- **THE PROBLEM**: Among the records below, find the lines with the word "Asuinkerrostalon" and copy them.

- **Entries from a dataset of interfaces**:
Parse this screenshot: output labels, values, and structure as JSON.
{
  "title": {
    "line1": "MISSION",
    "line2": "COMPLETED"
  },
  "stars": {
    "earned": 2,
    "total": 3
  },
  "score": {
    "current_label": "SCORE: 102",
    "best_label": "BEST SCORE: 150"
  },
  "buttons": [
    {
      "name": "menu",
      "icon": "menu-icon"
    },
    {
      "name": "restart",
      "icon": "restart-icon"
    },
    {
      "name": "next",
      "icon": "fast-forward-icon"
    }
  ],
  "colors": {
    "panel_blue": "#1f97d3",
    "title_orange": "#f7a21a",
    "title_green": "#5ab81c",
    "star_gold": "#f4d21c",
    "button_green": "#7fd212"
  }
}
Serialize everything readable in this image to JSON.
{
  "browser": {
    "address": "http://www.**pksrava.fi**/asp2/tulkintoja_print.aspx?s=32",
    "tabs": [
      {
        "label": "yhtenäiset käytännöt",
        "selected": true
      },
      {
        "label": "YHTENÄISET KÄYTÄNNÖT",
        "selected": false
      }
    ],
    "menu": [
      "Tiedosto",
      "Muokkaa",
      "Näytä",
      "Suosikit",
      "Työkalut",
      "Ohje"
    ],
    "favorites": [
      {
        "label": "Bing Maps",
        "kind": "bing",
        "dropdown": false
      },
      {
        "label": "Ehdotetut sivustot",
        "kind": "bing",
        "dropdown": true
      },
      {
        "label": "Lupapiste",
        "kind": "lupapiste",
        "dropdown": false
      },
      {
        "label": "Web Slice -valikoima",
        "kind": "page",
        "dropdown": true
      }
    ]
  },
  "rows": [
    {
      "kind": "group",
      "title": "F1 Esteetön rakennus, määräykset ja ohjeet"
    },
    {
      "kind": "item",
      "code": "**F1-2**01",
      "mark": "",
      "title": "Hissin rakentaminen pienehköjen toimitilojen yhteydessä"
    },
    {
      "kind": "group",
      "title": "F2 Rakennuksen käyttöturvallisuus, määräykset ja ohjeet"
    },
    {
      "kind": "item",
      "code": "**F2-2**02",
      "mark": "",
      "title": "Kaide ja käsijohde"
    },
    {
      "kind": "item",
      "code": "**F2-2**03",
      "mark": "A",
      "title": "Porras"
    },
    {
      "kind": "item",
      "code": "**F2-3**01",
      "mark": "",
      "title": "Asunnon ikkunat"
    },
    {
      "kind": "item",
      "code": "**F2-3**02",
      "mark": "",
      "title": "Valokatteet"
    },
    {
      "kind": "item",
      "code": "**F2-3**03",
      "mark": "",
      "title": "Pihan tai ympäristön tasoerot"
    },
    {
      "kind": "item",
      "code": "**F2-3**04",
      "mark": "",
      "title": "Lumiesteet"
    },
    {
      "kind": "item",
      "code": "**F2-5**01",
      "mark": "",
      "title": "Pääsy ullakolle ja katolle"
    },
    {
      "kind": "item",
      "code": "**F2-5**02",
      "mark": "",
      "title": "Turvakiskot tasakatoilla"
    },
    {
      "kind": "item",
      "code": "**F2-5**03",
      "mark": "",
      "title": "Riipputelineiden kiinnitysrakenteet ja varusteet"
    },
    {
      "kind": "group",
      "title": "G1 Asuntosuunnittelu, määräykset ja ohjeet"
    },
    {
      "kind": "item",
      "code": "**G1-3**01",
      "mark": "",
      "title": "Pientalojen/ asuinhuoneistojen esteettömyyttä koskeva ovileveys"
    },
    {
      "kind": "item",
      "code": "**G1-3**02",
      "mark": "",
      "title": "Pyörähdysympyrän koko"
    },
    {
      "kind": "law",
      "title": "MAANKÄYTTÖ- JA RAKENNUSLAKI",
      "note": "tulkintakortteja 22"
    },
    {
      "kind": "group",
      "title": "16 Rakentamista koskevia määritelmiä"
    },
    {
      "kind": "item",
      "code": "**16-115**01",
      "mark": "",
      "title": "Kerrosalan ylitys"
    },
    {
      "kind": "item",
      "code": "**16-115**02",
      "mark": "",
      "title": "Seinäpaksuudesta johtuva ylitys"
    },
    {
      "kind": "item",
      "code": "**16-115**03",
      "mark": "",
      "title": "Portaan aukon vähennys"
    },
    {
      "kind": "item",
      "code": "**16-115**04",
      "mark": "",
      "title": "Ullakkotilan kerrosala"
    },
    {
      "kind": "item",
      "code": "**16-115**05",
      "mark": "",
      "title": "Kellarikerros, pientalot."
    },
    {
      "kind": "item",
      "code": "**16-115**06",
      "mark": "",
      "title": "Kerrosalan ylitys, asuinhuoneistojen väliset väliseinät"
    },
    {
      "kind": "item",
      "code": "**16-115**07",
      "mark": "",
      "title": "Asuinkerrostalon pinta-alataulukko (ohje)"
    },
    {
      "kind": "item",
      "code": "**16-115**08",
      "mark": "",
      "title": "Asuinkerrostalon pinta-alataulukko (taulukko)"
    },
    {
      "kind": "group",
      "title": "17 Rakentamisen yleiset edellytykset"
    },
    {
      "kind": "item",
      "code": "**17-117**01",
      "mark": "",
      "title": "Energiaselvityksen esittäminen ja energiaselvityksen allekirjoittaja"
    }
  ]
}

- **ANSWER BOX**:
      "title": "Asuinkerrostalon pinta-alataulukko (ohje)"
      "title": "Asuinkerrostalon pinta-alataulukko (taulukko)"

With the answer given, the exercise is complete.